Email updates

Keep up to date with the latest news and content from Genome Biology and BioMed Central.

This article is part of the supplement: Transposons in vertebrate functional genomics

Highly Accessed Review

Pigs taking wing with transposons and recombinases

Karl J Clark123, Daniel F Carlson12 and Scott C Fahrenkrug123*

  • * Corresponding author: Scott C Fahrenkrug fahre001@umn.edu

  • † Equal contributors

Author affiliations

1 Department of Animal Science at the University of Minnesota, Fitch Ave, St. Paul, MN 55108, USA

2 The Arnold and Mabel Beckman Center for Transposon Research at the University of Minnesota, Church St, Minneapolis, MN 55455, USA

3 The Animal Biotechnology Center at the University of Minnesota, Fitch Ave, St. Paul, MN 55108, USA

For all author emails, please log on.

Citation and License

Genome Biology 2007, 8(Suppl 1):S13  doi:10.1186/gb-2007-8-s1-s13

Published: 31 October 2007

Abstract

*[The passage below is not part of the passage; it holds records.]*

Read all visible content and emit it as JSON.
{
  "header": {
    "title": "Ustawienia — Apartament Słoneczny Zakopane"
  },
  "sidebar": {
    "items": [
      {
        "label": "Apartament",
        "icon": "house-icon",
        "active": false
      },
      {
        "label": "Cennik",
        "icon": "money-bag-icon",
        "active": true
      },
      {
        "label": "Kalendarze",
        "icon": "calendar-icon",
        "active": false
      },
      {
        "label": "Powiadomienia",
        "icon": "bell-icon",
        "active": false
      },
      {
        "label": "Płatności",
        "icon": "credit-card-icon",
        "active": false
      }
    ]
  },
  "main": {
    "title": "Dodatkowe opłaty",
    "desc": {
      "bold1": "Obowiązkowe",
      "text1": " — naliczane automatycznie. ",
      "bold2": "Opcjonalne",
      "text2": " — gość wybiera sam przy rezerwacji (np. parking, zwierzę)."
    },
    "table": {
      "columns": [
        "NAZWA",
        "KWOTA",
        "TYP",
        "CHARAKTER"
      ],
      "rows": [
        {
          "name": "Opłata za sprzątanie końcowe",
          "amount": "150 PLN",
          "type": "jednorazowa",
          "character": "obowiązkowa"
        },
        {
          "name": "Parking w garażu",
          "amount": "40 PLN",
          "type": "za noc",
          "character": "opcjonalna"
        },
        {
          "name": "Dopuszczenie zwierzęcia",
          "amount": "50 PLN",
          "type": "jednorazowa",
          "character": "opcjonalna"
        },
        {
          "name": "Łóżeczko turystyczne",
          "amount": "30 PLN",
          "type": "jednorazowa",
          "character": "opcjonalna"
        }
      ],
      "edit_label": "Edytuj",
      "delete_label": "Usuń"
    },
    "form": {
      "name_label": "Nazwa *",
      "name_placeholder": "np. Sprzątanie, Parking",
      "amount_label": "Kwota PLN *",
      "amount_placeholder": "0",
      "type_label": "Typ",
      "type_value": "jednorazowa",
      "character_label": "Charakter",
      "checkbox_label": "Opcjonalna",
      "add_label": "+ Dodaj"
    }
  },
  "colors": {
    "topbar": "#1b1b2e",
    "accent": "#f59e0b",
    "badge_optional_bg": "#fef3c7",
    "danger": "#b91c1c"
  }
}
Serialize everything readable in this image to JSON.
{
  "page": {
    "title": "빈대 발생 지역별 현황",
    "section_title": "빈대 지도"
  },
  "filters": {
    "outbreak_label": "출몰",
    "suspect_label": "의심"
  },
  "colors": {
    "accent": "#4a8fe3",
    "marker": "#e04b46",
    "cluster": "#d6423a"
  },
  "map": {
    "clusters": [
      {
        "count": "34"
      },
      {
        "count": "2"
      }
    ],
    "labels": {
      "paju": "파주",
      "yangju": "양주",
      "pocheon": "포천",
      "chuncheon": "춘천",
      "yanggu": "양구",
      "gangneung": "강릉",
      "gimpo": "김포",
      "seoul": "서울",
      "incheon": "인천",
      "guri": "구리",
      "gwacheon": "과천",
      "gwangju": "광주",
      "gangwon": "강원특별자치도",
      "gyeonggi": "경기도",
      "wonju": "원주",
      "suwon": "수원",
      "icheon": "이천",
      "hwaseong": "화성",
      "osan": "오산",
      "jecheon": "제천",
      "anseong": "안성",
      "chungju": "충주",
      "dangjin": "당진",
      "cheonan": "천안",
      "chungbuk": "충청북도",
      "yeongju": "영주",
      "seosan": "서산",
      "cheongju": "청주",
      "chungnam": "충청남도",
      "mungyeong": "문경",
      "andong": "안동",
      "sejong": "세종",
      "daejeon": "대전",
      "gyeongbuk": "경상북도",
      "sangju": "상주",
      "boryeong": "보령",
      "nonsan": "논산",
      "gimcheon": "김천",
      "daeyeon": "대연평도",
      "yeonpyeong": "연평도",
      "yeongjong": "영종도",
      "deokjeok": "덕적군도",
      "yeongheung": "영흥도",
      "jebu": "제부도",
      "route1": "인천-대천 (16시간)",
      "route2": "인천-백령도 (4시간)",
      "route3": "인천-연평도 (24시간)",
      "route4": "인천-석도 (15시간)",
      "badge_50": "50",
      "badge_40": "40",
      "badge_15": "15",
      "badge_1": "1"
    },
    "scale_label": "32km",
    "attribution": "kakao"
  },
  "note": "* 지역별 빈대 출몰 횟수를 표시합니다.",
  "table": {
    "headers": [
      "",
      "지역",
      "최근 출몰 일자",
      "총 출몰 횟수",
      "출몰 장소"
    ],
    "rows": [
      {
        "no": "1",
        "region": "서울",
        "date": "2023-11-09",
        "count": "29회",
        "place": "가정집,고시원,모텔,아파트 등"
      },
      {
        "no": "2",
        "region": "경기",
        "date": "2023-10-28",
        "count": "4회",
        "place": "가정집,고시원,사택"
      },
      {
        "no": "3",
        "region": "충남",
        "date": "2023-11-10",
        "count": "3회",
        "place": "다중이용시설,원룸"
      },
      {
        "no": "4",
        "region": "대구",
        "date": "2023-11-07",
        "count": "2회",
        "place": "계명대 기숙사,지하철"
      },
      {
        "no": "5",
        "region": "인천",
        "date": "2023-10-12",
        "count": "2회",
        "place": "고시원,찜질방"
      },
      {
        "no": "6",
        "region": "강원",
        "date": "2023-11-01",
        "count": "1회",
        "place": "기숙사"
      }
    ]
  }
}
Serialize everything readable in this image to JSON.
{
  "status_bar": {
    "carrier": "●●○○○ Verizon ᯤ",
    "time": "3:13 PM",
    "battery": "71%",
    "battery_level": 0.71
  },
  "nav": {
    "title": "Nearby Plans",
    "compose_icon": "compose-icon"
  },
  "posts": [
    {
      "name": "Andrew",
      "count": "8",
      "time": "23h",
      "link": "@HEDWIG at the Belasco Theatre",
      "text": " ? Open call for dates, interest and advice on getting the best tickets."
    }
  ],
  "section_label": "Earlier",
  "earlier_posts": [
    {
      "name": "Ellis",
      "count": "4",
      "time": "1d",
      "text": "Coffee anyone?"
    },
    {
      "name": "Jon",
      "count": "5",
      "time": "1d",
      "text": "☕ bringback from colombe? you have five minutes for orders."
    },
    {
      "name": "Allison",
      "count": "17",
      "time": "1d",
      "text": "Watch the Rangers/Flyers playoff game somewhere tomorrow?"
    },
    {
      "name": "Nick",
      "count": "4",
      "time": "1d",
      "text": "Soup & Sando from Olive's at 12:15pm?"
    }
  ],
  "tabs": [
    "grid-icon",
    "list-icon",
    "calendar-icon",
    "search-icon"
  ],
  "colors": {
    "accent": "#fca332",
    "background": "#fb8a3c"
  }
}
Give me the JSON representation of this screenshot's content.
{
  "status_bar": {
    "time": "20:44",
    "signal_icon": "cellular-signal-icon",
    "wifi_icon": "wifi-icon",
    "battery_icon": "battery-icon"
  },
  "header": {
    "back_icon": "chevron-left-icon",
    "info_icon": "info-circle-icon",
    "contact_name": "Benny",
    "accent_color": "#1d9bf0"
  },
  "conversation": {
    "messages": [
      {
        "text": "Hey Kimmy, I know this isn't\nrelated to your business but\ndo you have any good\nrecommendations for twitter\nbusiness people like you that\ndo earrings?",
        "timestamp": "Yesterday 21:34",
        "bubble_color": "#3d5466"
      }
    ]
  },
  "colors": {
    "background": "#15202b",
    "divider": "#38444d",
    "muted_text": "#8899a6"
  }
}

Swine production has been an important part of our lives since the late Mesolithic or early Neolithic periods, and ranks number one in world meat production. Pig production also contributes to high-value-added medical markets in the form of pharmaceuticals, heart valves, and surgical materials. Genetic engineering, including the addition of exogenous genetic material or manipulation of the endogenous genome, holds great promise for changing pig phenotypes for agricultural and medical applications. Although the first transgenic pigs were described in 1985, poor survival of manipulated embryos; inefficiencies in the integration, transmission, and expression of transgenes; and expensive husbandry costs have impeded the widespread application of pig genetic engineering. Sequencing of the pig genome and advances in reproductive technologies have rejuvenated efforts to apply transgenesis to swine. Pigs provide a compelling new resource for the directed production of pharmaceutical proteins and the provision of cells, vascular grafts, and organs for xenotransplantation. Additionally, given remarkable similarities in the physiology and size of people and pigs, swine will increasingly provide large animal models of human disease where rodent models are insufficient. We review the challenges facing pig transgenesis and discuss the utility of transposases and recombinases for enhancing the success and sophistication of pig genetic engineering. 'The paradise of my fancy is one where pigs have wings.' (GK Chesterton).